At roughly 7:30 a.m. on Monday July 29, 1968 – after having lain relatively dormant for over 400 years – Arenal Volcano erupted with violence and fury. Extreme eruptions and volcanic activity continued for several days, killing some 87 people and burying over 15 square kilometers in rock, lava and ash. The eruptions affected a total of over 232 square kilometers in the surrounding area to varying degrees, with damage to crops, property, livestock and forests.
At the height of its activity this La Fortuna volcano was spewing out massive amounts of lava and ash and tossing giant rocks for distances of up to a mile at speeds of some 600 meters per second.
The explosions formed three new active craters.
Since that time, Arenal Volcano has maintained nearly constant activity ranging from soundless explosions with large mushroom-shaped clouds of ash overhead to booming explosions sending hot rocks nearly a kilometer into the air to pyroclastic explosions highlighted by rushing gases and flowing lava pouring down the side of the volcano. For visitors to Costa Rica, volcano viewing is the most promising at Arenal – no other volcano has been this consistently active.
Arenal Volcano rises to approximately 1633 meters at its summit, although the exact summit height changes frequently due to the volcanic activity.
One of the major eruptions occurred on May 8, 1998 and gave rise to temporary evacuations from area hotels, although the danger quickly passed and no one was injured.
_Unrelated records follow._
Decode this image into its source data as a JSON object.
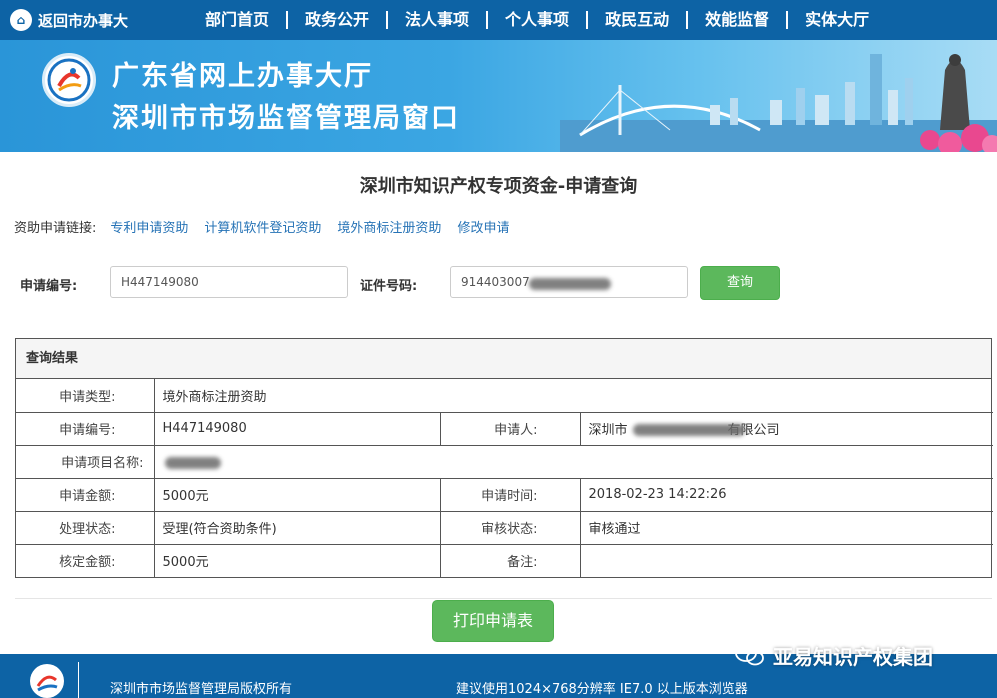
{
  "topnav": {
    "back_label": "返回市办事大",
    "items": [
      {
        "label": "部门首页"
      },
      {
        "label": "政务公开"
      },
      {
        "label": "法人事项"
      },
      {
        "label": "个人事项"
      },
      {
        "label": "政民互动"
      },
      {
        "label": "效能监督"
      },
      {
        "label": "实体大厅"
      }
    ]
  },
  "banner": {
    "line1": "广东省网上办事大厅",
    "line2": "深圳市市场监督管理局窗口"
  },
  "page_title": "深圳市知识产权专项资金-申请查询",
  "links": {
    "label": "资助申请链接:",
    "items": [
      {
        "label": "专利申请资助"
      },
      {
        "label": "计算机软件登记资助"
      },
      {
        "label": "境外商标注册资助"
      },
      {
        "label": "修改申请"
      }
    ]
  },
  "search": {
    "app_no_label": "申请编号:",
    "app_no_value": "H447149080",
    "id_label": "证件号码:",
    "id_value": "914403007",
    "query_label": "查询"
  },
  "results": {
    "title": "查询结果",
    "type_label": "申请类型:",
    "type_value": "境外商标注册资助",
    "no_label": "申请编号:",
    "no_value": "H447149080",
    "applicant_label": "申请人:",
    "applicant_prefix": "深圳市",
    "applicant_suffix": "有限公司",
    "project_label": "申请项目名称:",
    "project_value": "",
    "amount_label": "申请金额:",
    "amount_value": "5000元",
    "time_label": "申请时间:",
    "time_value": "2018-02-23 14:22:26",
    "status_label": "处理状态:",
    "status_value": "受理(符合资助条件)",
    "review_label": "审核状态:",
    "review_value": "审核通过",
    "approved_label": "核定金额:",
    "approved_value": "5000元",
    "remark_label": "备注:",
    "remark_value": ""
  },
  "print_label": "打印申请表",
  "footer": {
    "copyright": "深圳市市场监督管理局版权所有",
    "note": "建议使用1024×768分辨率 IE7.0 以上版本浏览器"
  },
  "watermark": "亚易知识产权集团",
  "colors": {
    "nav_blue": "#0d63a5",
    "button_green": "#5cb85c",
    "link_blue": "#2673b6"
  }
}
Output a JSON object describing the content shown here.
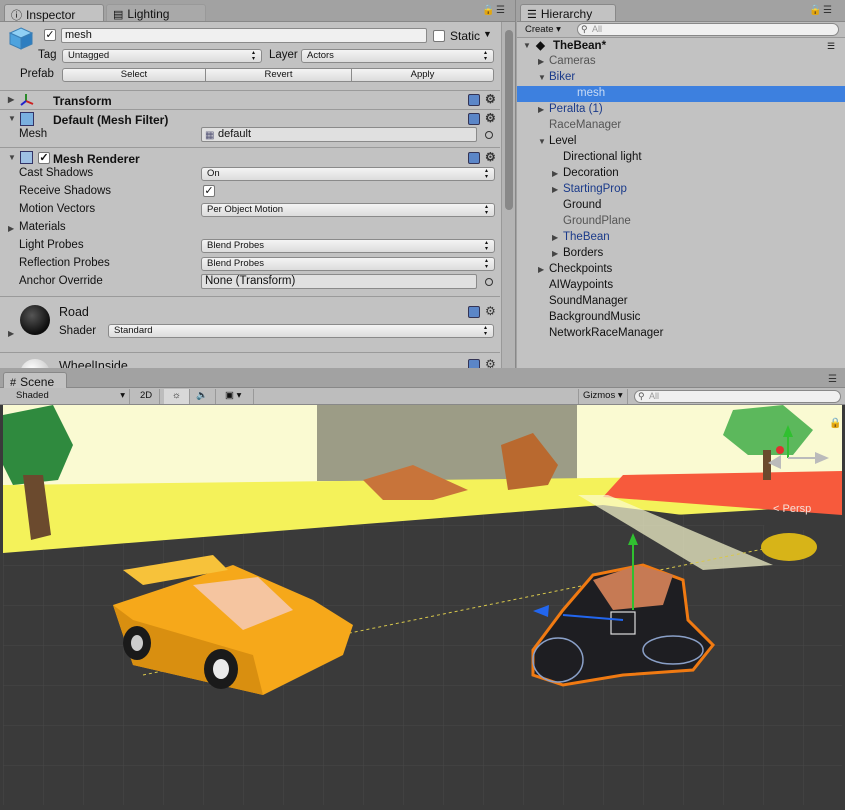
{
  "inspector": {
    "tab_label": "Inspector",
    "lighting_tab_label": "Lighting",
    "object": {
      "name": "mesh",
      "static_label": "Static",
      "tag_label": "Tag",
      "tag_value": "Untagged",
      "layer_label": "Layer",
      "layer_value": "Actors",
      "prefab_label": "Prefab",
      "select_label": "Select",
      "revert_label": "Revert",
      "apply_label": "Apply"
    },
    "transform": {
      "title": "Transform"
    },
    "mesh_filter": {
      "title": "Default (Mesh Filter)",
      "mesh_label": "Mesh",
      "mesh_value": "default"
    },
    "mesh_renderer": {
      "title": "Mesh Renderer",
      "cast_shadows_label": "Cast Shadows",
      "cast_shadows_value": "On",
      "receive_shadows_label": "Receive Shadows",
      "receive_shadows_checked": true,
      "motion_vectors_label": "Motion Vectors",
      "motion_vectors_value": "Per Object Motion",
      "materials_label": "Materials",
      "light_probes_label": "Light Probes",
      "light_probes_value": "Blend Probes",
      "reflection_probes_label": "Reflection Probes",
      "reflection_probes_value": "Blend Probes",
      "anchor_override_label": "Anchor Override",
      "anchor_override_value": "None (Transform)"
    },
    "material_road": {
      "name": "Road",
      "shader_label": "Shader",
      "shader_value": "Standard"
    },
    "material_wheel": {
      "name": "WheelInside"
    }
  },
  "hierarchy": {
    "tab_label": "Hierarchy",
    "create_label": "Create",
    "search_placeholder": "All",
    "scene_name": "TheBean*",
    "items": [
      {
        "label": "Cameras",
        "style": "disabled",
        "indent": 1,
        "arrow": "right"
      },
      {
        "label": "Biker",
        "style": "prefab",
        "indent": 1,
        "arrow": "down"
      },
      {
        "label": "mesh",
        "style": "sel",
        "indent": 2,
        "arrow": ""
      },
      {
        "label": "Peralta (1)",
        "style": "prefab",
        "indent": 1,
        "arrow": "right"
      },
      {
        "label": "RaceManager",
        "style": "disabled",
        "indent": 1,
        "arrow": ""
      },
      {
        "label": "Level",
        "style": "normal",
        "indent": 1,
        "arrow": "down"
      },
      {
        "label": "Directional light",
        "style": "normal",
        "indent": 2,
        "arrow": ""
      },
      {
        "label": "Decoration",
        "style": "normal",
        "indent": 2,
        "arrow": "right"
      },
      {
        "label": "StartingProp",
        "style": "prefab",
        "indent": 2,
        "arrow": "right"
      },
      {
        "label": "Ground",
        "style": "normal",
        "indent": 2,
        "arrow": ""
      },
      {
        "label": "GroundPlane",
        "style": "disabled",
        "indent": 2,
        "arrow": ""
      },
      {
        "label": "TheBean",
        "style": "prefab",
        "indent": 2,
        "arrow": "right"
      },
      {
        "label": "Borders",
        "style": "normal",
        "indent": 2,
        "arrow": "right"
      },
      {
        "label": "Checkpoints",
        "style": "normal",
        "indent": 1,
        "arrow": "right"
      },
      {
        "label": "AIWaypoints",
        "style": "normal",
        "indent": 1,
        "arrow": ""
      },
      {
        "label": "SoundManager",
        "style": "normal",
        "indent": 1,
        "arrow": ""
      },
      {
        "label": "BackgroundMusic",
        "style": "normal",
        "indent": 1,
        "arrow": ""
      },
      {
        "label": "NetworkRaceManager",
        "style": "normal",
        "indent": 1,
        "arrow": ""
      }
    ]
  },
  "scene": {
    "tab_label": "Scene",
    "shading_mode": "Shaded",
    "mode_2d": "2D",
    "gizmos_label": "Gizmos",
    "search_placeholder": "All",
    "persp_label": "Persp"
  },
  "colors": {
    "selection": "#3d80df",
    "prefab_text": "#1a3a8a",
    "ground_yellow": "#f4f25a",
    "road_dark": "#3a3a3a",
    "car_orange": "#f6a81a",
    "selection_outline": "#f07a12"
  }
}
The last big explosions occurred: August 25, 2001; March 2007, September 18, 2008; March 2, 2009; And May 24, 2010. At Arenal, current conditions are closely monitored for the safety of local residents and visitors alike.
Arenal volcano history
Arenal Awakes – July, 1968
Prior to the 1968 eruption, Arenal Volcano was a nearly perfect cone-shaped, rainforest blanketed volcanic mountain with minor fumarole activity. Local residents had named it variously: Arenal Peak, Pan de Azúcar (Sugarloaf), Canasta Volcano, and Río Frío Volcano.
The area around Arenal Volcano has been home to indigenous populations for thousands of years. Over this time, these residents have weathered scores of periods of intense volcanic activity.
In Costa Rica, volcanoes are a natural part of the landscape, contributing to the area’s history and folklore, The Guatuso Indians, for example, believed the volcano was home to the God of Fire.
In geological terms, the Arenal Volcano is relatively young, only some 4000 years old. Prior to the 1968 eruption, the volcano’s last major eruption has been dated at around 1500 AD and lava flows from this period have been tentatively identified.